While the Caucus is a strong proponent of religious freedom, and encourages its members and others to exercise their constitutional right to exercise that religious freedom, the line must be drawn when the governor of the great State of Texas asks a hate group to serve as his primary partner in an event of this nature. Such a partnership serves as nothing more than an assault on the GLBT community.

“Governor Perry’s partnership with AFA is very telling of his opinion of the GLBT community, which is surprising, considering the number of gay and lesbian staff who have worked in his office over the years.” Freeman said. “We encourage all members of the GLBT community and those others who support equality and oppose hate to stand by our side in condemning this reprehensible act by Governor Perry and demand he exclude AFA from this event.”

The Houston GLBT Political Caucus is the oldest continually operating GLBT civil rights organization in the United States.

—  John Wright

What’s Brewing: Gov. Rick Perry teams with anti-gay hate group for national prayer event

Gov. Rick Perry

Your weekday morning blend from Instant Tea:

1. Texas Gov. Rick Perry, a possible GOP presidential candidate, is teaming with the anti-gay American Family Association for a national prayer event Aug. 6 at Reliant Stadium in Houston.

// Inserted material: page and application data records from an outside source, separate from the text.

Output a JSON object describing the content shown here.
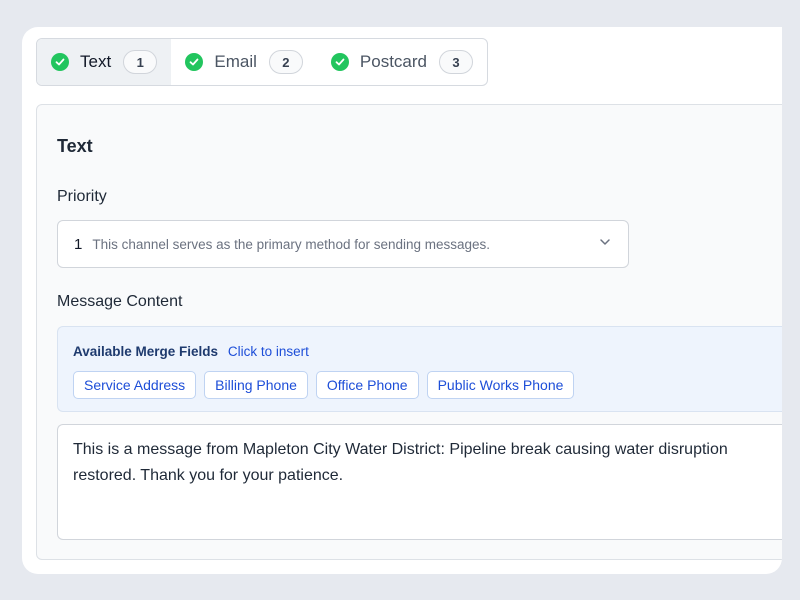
{
  "tabs": [
    {
      "label": "Text",
      "count": "1",
      "status_icon": "check-circle-icon",
      "active": true
    },
    {
      "label": "Email",
      "count": "2",
      "status_icon": "check-circle-icon",
      "active": false
    },
    {
      "label": "Postcard",
      "count": "3",
      "status_icon": "check-circle-icon",
      "active": false
    }
  ],
  "panel": {
    "title": "Text",
    "priority": {
      "label": "Priority",
      "value": "1",
      "description": "This channel serves as the primary method for sending messages.",
      "icon": "chevron-down-icon"
    },
    "message": {
      "label": "Message Content",
      "merge_fields_title": "Available Merge Fields",
      "merge_fields_hint": "Click to insert",
      "merge_fields": [
        "Service Address",
        "Billing Phone",
        "Office Phone",
        "Public Works Phone"
      ],
      "lines": [
        "This is a message from Mapleton City Water District: Pipeline break causing water disruption",
        "restored. Thank you for your patience."
      ]
    }
  },
  "colors": {
    "success": "#22c55e",
    "link": "#1d4ed8",
    "merge_bg": "#eef4fd"
  }
}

The event, called the Response, was Perry’s idea and will be funded by the AFA, designated a hate group by the Southern Poverty Law Center for its anti-gay views. The AFA’s issues director, Bryan Fischer, has blamed homosexuality for the Holocaust. It’s sad to say, but this event should play well with Republican primary voters and is perhaps the clearest indication yet that Perry plans to seek the GOP nomination for president. Watch a promo for the event below.

2. A study by the Centers for Disease Control shows that gay, lesbian and bisexual teens are far more likely to engage in risky behavior, from smoking to unprotected sex,  than their straight counterparts. “This report should be a wake-up call,” Dr. Howell Wechsler, director of CDC’s Division of Adolescent and School Health, said in a statement. “We are very concerned that these students face such dramatic disparities for so many different health risks.”

3. Gay couples can’t get divorced in Texas, but they can in Wyoming. The Wyoming Supreme Court on Monday reversed a district judge’s decision and allowed a same-sex couple married in Canada to obtain a divorce. A gay Dallas man who’s seeking a divorce has appealed his case to the Texas Supreme Court. Conflicting rulings in Texas and Wyoming could make it more likely for the U.S. Supreme Court to take up the issue. But unlike Texas, Wyoming has only a state statute and not a constitutional amendment prohibiting same-sex marriage.

—  John Wright